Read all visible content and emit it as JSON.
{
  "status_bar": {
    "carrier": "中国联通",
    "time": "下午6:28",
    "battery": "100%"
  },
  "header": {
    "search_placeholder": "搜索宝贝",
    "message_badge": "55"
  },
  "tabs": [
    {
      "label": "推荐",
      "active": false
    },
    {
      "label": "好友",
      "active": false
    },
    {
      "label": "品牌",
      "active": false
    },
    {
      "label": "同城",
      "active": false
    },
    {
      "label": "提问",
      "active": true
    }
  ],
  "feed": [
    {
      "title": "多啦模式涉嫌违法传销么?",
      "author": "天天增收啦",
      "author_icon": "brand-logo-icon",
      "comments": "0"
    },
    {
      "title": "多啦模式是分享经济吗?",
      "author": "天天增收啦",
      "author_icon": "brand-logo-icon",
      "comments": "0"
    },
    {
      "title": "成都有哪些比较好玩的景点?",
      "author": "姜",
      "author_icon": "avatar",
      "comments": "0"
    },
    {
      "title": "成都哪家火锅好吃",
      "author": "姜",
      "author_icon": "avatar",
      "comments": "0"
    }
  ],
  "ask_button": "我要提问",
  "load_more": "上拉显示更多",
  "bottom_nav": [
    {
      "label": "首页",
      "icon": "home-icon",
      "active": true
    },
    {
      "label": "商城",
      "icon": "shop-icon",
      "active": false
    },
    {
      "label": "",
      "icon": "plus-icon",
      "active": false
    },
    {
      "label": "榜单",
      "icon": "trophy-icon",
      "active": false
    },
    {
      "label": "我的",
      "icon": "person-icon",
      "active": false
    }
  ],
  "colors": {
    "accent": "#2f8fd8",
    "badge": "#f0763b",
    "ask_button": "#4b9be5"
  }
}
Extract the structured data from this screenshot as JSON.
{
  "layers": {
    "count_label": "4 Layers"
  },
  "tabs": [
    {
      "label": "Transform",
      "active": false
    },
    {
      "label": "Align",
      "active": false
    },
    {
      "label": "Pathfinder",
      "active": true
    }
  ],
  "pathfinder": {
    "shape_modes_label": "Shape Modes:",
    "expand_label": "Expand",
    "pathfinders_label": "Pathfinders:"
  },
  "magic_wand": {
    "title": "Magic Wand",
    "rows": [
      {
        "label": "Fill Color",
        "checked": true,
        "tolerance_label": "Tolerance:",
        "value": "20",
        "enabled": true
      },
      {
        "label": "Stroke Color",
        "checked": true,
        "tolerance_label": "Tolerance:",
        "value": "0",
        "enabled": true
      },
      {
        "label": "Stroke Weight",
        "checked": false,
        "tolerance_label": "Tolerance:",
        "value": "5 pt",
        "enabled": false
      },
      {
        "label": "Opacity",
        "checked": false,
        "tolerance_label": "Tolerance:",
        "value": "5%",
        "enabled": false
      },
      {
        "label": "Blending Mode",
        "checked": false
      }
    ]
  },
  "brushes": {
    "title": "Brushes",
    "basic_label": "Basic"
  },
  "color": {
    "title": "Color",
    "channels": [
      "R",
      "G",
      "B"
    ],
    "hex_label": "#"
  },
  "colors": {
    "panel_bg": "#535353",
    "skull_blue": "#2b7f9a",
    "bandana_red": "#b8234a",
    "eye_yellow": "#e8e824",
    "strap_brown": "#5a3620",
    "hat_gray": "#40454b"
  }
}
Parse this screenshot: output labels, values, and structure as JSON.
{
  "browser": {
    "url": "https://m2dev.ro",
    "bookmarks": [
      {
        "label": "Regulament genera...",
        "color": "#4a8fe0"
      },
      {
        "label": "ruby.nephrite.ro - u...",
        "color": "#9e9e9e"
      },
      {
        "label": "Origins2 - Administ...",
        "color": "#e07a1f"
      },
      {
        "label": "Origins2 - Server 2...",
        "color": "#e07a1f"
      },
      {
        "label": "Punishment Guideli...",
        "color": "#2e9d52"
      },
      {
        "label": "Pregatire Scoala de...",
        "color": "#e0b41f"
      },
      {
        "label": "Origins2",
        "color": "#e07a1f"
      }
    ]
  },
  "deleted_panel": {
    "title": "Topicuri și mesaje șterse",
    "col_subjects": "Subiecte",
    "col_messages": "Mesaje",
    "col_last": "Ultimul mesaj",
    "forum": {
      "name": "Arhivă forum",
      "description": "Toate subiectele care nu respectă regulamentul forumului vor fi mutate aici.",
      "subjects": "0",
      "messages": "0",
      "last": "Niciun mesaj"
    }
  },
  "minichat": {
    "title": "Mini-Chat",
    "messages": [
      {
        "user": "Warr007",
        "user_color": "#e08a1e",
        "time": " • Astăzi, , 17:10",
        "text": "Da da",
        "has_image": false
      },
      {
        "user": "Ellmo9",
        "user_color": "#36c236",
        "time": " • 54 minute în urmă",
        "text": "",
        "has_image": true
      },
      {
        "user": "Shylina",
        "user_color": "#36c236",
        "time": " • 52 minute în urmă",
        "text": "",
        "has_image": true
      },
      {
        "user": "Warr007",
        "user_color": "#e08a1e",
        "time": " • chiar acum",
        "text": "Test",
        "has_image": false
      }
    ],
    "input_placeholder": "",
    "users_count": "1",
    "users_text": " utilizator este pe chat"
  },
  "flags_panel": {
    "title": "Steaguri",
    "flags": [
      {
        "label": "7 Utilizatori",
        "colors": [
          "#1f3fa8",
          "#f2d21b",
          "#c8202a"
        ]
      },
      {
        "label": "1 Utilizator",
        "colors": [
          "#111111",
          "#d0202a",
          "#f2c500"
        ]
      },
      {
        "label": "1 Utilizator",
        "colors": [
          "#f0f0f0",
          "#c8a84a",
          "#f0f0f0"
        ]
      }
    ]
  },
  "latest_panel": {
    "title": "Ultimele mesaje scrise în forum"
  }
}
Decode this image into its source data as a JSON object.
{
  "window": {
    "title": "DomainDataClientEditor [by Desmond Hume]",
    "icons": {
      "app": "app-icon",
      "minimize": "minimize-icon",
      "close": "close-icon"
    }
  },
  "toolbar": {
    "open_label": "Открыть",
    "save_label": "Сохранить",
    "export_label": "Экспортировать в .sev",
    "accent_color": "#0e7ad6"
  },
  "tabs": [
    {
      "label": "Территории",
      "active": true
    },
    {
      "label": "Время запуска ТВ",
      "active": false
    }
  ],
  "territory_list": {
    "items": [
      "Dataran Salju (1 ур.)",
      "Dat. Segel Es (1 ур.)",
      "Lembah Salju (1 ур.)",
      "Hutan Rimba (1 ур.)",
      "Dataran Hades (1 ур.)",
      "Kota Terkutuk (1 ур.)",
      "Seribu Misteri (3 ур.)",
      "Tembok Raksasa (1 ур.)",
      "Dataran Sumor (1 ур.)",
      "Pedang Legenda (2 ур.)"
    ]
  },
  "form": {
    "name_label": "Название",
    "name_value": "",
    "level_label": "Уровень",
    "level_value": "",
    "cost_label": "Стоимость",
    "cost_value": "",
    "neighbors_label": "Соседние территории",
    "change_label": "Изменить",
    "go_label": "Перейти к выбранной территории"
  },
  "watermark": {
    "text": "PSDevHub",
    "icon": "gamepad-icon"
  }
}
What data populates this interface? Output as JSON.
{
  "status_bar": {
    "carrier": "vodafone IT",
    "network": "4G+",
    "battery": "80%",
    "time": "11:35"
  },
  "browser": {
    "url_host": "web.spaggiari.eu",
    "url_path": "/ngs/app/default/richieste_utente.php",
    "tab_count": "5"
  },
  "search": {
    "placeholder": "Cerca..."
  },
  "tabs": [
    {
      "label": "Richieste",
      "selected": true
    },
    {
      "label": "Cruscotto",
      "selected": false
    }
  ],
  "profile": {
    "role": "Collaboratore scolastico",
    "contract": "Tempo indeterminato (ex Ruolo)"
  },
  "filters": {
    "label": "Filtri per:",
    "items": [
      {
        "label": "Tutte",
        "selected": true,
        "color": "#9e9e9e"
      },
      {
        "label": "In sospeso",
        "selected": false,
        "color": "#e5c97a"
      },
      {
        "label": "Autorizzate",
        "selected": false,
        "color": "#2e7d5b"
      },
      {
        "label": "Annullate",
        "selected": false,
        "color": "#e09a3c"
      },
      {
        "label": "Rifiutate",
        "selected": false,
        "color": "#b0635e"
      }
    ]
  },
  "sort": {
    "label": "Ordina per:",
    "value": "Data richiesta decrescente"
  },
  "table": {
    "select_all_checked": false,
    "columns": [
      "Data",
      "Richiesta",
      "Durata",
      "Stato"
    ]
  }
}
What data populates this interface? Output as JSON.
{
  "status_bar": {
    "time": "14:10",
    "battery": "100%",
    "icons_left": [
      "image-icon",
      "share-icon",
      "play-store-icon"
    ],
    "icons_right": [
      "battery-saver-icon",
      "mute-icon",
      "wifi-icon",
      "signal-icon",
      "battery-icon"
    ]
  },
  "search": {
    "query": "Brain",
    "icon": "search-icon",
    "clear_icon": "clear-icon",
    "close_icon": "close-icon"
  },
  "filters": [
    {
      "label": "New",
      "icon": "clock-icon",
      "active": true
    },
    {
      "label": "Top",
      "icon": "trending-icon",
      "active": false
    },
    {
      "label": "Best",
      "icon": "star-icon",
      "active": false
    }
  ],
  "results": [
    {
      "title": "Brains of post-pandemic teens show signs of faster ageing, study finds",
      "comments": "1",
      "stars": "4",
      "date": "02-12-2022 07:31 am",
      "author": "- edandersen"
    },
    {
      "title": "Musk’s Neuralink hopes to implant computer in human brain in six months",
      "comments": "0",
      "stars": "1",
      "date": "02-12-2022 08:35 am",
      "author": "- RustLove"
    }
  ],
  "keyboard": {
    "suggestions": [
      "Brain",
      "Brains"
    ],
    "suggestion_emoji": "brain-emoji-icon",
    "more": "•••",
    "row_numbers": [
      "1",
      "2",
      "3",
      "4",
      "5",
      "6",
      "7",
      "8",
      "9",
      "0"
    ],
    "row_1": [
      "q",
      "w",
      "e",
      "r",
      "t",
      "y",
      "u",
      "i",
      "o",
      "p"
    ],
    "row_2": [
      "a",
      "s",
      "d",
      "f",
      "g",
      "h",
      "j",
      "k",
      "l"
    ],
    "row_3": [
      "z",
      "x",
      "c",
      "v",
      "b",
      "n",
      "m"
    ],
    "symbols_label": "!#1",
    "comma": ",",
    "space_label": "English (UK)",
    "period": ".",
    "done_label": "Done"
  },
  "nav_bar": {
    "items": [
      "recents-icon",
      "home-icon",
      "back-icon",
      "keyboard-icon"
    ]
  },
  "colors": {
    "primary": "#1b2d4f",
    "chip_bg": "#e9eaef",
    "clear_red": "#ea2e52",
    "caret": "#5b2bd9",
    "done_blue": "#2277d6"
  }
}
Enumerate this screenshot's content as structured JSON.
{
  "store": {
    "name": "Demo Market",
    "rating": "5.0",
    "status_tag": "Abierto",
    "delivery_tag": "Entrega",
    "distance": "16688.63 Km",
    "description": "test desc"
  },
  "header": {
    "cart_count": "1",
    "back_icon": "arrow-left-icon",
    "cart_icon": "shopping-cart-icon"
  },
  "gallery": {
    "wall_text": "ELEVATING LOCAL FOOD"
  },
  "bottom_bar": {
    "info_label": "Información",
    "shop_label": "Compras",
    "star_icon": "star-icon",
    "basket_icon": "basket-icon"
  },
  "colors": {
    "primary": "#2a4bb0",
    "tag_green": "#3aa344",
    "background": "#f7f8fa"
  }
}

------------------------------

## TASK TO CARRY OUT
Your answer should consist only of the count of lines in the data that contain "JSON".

## SOLUTION TO THE PROBLEM
7